Washington Capitals fans who are tired of watching the team lose have a compatriot in Abe Pollin. Twenty-four hours after assuming a more active role as president of the team, board chairman-fan Pollin promised yesterday to leave no ice unbroken in a search for talent.

"I've obviously been disappointed with the lack of success of the Capitals on the ice," Pollin said. "I thought we'd do better. I'm dedicated to improving the situation.

"We know we're going to produce a more competitive hockey team, somehow, some way. I know it's easy to say, but we are prepared to spend whatever it takes, within reason, to do it.

"Our basic philosophy of saving draft choices is a second one. However, there is nothing I will rule out. We will investigate every possibility - free agents, trades, draft choices, anything."

The "we" includes General Manager Max McNab, who appears to have taken on a stronger role with Peter O'Malley's withdrawal from the club's operation. Pollin conceded that he was a "novice, not an expert, on hockey," and that McNab's "judgment on hockey matters will rule. He's the guy who will make the decisions on player personnel."

Pollin has been criticized for allegedly spending heavily on the basketball Bullets - for example, Bob Dandridge - while neglecting the capitals. O'Malley, in announcing his resignation to concentrate on his law practice, offered a testimonial in the opposite direction.

O'Malley estimated with McNAB's assent, that the Capitals' annual budget was approximately $4 million. He added that income was less than $3 million this season and said that "Abe has been pouring money into the club."

On the basis of that and previous losses, it does not seem out of line to place the Capitals' red ink in the vicinity of $5 million over the last four years.

Pollin will not discuss the team's finances, but he said, "I told Max and Peter personally that if there was a hockey deal that could help the team, we could not afford not to make it. I hope that has been the way they've gone.

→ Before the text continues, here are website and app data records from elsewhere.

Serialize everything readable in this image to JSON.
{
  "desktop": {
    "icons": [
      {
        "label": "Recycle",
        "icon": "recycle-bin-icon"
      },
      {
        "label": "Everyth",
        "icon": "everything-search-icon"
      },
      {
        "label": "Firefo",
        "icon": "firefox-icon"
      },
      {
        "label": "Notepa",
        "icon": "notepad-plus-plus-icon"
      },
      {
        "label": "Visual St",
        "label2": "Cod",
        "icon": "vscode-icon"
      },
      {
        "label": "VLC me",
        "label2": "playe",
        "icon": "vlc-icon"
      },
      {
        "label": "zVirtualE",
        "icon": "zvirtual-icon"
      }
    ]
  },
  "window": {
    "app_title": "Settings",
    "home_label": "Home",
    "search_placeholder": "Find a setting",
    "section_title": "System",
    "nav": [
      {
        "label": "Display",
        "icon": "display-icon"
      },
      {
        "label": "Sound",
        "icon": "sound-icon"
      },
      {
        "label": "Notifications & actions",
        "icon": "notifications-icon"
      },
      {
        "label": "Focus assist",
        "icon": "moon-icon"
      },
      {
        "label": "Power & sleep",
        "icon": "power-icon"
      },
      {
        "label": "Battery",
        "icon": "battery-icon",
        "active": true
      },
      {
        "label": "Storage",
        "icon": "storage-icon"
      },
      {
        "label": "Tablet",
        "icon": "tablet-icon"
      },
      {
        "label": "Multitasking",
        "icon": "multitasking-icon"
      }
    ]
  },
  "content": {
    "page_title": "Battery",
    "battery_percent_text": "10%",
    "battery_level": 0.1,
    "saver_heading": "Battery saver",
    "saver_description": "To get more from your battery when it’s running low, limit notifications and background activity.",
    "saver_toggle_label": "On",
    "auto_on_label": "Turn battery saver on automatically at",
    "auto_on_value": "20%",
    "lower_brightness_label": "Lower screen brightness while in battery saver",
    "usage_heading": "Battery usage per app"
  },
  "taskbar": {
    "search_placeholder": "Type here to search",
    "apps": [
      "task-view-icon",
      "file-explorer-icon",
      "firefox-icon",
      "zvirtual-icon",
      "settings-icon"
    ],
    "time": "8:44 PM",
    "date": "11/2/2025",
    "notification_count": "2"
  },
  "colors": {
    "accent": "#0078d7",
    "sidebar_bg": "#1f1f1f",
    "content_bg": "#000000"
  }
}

Now that I'm personally involved, that's certainly the way it will be."

In promising to spend whatever was necessary, Pollin's attached "within reason" was further explained: "I'm not going to spend $800,000 for a hockey player the way I hear some body has done for a basketball player I don't think that makes any sense."

Coincidentally, Pollin's first major hockey personnel expenditure was a contract for defenseman Greg Joly, calling for exactly $800,000 over six years.

Pollin offered no specific proposals to alter the team's situation. Instead, he said that "I'm getting my feet wet, meeting with Max and discussing a number of things. The last year or so, I've taken a very passive role with respect to the league, although I got repports from Peter. Now I will be attending more of the governor's meetings. This is a challenge and I'm looking forward to it."

The Capitals have the second, 20th and 23rd selections in the June 15 amateur draft. That No. 23 came from Cleveland in the Walt Mckechnie deal and McNab said the Barons had been anxious to get it back.

"I wish I knew who they wanted so badly, because I'd pick him myself," McNab said, laughing.

McNab, who contributed greatly to O'Malley's hockey education, saluted his former boss by saving, "I never knew anyone to pick up so much about the sport in so short a time." He can expect just as precocious a pupil in Pollin.